The multitude of securities and ways investors can engage the market, coupled with the fastest-ever equity bear market and then a rebound last year, has led to an increased number of investors seeking formal professional help with their investments, according to a May report by Cerulli Associates, a Boston-based research and consulting firm.
“Recent data collected indicates that self-directed investors are increasingly interested in formal financial assistance and willing to pay for that advice,” Scott Smith, a director at Cerulli, said in a statement.
With that in mind, Cerulli says financial advisors should consider how they engage Millennial and Gen-Z investors who are increasingly trading. Speculative bets aren’t inherently bad, and advisors should focus on framing and giving context to market swings and other phenomena like herding biases.
“Keeping abreast of the influences and influencers shaping discussions in public forums can help advisors frame these conversations on the clients’ terms while ensuring that the best laid financial plans are not squandered by [a] temporary craze,” Smith said.
Cerulli also found that investors are more trusting of financial institutions than they have been in years, if not ever. That’s great news for wealth managers, who have little to offer clients for inspection and analysis. Their reputations are “at the heart of their potential appeal,” according to Cerulli.
“The future of wealth management is dependent upon not only maintaining but also increasing clients’ confidence that providers are truly committed to partnering with them to optimize clients' long-term financial position,” the researcher said in its latest report.
“In recent years, the U.S. has experienced notably increased levels of debate as to whether the media, tech giants, and even individuals at the highest levels of the federal government itself are acting in the best interests of the nation or are more focused on their own interests. With these fundamentals in doubt, it becomes even more crucial that wealth management providers strive to achieve the highest levels of integrity within both the letter and the spirit of a fiduciary framework.”

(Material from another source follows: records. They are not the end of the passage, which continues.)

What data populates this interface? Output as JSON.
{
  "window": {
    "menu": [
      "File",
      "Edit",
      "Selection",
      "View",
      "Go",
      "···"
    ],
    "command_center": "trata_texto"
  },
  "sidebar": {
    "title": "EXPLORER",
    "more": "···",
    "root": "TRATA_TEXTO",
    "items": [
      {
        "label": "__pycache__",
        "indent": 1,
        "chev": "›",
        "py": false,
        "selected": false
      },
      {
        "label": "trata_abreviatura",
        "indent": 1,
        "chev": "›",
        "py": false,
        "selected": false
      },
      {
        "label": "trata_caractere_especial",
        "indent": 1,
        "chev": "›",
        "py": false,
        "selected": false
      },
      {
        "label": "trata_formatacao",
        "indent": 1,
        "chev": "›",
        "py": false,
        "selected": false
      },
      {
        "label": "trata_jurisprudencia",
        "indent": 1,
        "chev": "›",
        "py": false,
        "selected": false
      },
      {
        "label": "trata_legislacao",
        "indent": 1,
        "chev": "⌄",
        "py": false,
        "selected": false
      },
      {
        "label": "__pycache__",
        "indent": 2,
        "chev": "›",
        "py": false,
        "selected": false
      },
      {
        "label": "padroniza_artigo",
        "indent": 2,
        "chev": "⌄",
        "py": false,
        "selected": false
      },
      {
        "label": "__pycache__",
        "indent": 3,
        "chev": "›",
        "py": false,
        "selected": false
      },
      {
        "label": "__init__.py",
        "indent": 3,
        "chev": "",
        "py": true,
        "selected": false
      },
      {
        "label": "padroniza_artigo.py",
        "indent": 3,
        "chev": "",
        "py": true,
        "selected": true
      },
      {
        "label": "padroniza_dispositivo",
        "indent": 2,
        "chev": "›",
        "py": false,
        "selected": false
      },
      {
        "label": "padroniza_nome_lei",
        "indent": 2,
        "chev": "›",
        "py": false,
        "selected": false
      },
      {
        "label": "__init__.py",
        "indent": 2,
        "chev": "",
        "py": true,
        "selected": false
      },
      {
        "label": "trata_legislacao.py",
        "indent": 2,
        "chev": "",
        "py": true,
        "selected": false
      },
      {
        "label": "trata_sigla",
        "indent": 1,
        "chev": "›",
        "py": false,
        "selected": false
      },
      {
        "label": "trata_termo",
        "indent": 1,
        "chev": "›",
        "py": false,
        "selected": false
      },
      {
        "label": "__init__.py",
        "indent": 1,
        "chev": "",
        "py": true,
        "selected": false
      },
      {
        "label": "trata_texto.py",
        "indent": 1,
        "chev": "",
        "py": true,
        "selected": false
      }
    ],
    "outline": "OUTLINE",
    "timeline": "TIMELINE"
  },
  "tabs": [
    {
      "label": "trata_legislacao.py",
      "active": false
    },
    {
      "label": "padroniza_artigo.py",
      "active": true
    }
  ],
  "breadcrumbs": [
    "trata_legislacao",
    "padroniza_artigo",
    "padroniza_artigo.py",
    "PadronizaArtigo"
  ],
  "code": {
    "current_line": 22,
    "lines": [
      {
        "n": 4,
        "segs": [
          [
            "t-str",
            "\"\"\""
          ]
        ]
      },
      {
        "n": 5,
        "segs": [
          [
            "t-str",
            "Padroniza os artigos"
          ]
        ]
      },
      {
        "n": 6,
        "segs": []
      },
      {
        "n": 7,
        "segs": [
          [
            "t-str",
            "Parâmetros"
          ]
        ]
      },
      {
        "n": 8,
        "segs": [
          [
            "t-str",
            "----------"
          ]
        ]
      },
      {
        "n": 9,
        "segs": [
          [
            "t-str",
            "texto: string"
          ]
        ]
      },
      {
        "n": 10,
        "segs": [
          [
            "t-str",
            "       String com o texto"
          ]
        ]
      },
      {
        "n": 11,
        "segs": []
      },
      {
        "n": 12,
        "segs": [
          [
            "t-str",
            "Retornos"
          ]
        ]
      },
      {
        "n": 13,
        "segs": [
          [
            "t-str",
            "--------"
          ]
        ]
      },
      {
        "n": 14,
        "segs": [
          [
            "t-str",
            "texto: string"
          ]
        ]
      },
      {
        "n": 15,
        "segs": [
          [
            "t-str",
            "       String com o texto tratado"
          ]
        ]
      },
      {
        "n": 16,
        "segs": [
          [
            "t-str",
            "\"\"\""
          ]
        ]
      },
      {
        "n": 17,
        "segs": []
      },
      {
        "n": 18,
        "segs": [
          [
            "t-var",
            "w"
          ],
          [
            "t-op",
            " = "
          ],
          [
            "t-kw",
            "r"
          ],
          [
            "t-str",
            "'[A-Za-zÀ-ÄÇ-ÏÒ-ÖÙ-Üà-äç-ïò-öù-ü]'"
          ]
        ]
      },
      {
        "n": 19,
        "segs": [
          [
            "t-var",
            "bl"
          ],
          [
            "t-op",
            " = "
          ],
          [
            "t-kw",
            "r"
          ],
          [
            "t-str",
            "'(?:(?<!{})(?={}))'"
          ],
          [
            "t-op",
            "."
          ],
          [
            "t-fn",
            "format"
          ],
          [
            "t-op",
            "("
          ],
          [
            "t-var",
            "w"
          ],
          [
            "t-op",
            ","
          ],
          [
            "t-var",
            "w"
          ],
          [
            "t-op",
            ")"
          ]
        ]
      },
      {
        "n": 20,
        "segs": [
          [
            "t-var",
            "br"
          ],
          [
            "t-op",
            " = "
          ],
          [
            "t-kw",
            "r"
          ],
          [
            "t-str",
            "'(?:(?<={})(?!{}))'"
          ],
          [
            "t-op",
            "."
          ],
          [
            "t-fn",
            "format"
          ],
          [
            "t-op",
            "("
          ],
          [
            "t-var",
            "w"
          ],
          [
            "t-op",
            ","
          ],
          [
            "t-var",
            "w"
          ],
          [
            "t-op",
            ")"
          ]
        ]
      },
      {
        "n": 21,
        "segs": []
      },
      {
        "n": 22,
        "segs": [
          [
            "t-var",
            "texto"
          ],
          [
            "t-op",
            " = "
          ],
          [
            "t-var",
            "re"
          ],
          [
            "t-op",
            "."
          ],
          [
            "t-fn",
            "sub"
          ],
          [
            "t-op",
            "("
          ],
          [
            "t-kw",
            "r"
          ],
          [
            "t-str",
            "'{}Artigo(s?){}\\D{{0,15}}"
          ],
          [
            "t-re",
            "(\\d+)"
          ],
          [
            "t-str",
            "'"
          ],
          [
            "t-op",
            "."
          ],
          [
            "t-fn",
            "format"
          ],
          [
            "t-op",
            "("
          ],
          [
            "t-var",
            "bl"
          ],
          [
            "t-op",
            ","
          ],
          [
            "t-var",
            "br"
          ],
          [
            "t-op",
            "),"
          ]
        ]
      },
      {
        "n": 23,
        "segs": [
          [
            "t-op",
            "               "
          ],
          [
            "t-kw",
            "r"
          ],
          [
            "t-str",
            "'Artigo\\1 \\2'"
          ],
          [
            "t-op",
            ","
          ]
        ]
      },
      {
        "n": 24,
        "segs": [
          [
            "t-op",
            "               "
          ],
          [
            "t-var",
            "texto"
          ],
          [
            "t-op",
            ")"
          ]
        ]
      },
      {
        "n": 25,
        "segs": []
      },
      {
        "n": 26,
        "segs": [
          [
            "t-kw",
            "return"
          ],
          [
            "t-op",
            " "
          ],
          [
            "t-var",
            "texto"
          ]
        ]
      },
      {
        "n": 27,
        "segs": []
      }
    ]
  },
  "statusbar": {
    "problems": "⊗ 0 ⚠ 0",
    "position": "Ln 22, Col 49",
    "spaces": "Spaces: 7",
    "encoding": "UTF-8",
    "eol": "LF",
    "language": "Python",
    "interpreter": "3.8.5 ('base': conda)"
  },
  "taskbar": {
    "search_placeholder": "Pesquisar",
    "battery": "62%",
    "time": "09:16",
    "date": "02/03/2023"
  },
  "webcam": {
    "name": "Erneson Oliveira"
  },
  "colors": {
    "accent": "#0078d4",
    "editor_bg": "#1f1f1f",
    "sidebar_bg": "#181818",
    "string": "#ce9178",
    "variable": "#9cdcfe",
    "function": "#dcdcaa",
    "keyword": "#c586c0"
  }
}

Michael Thrasher (@Mike_Thrasher) is a reporter at RIA Intel based in New York City.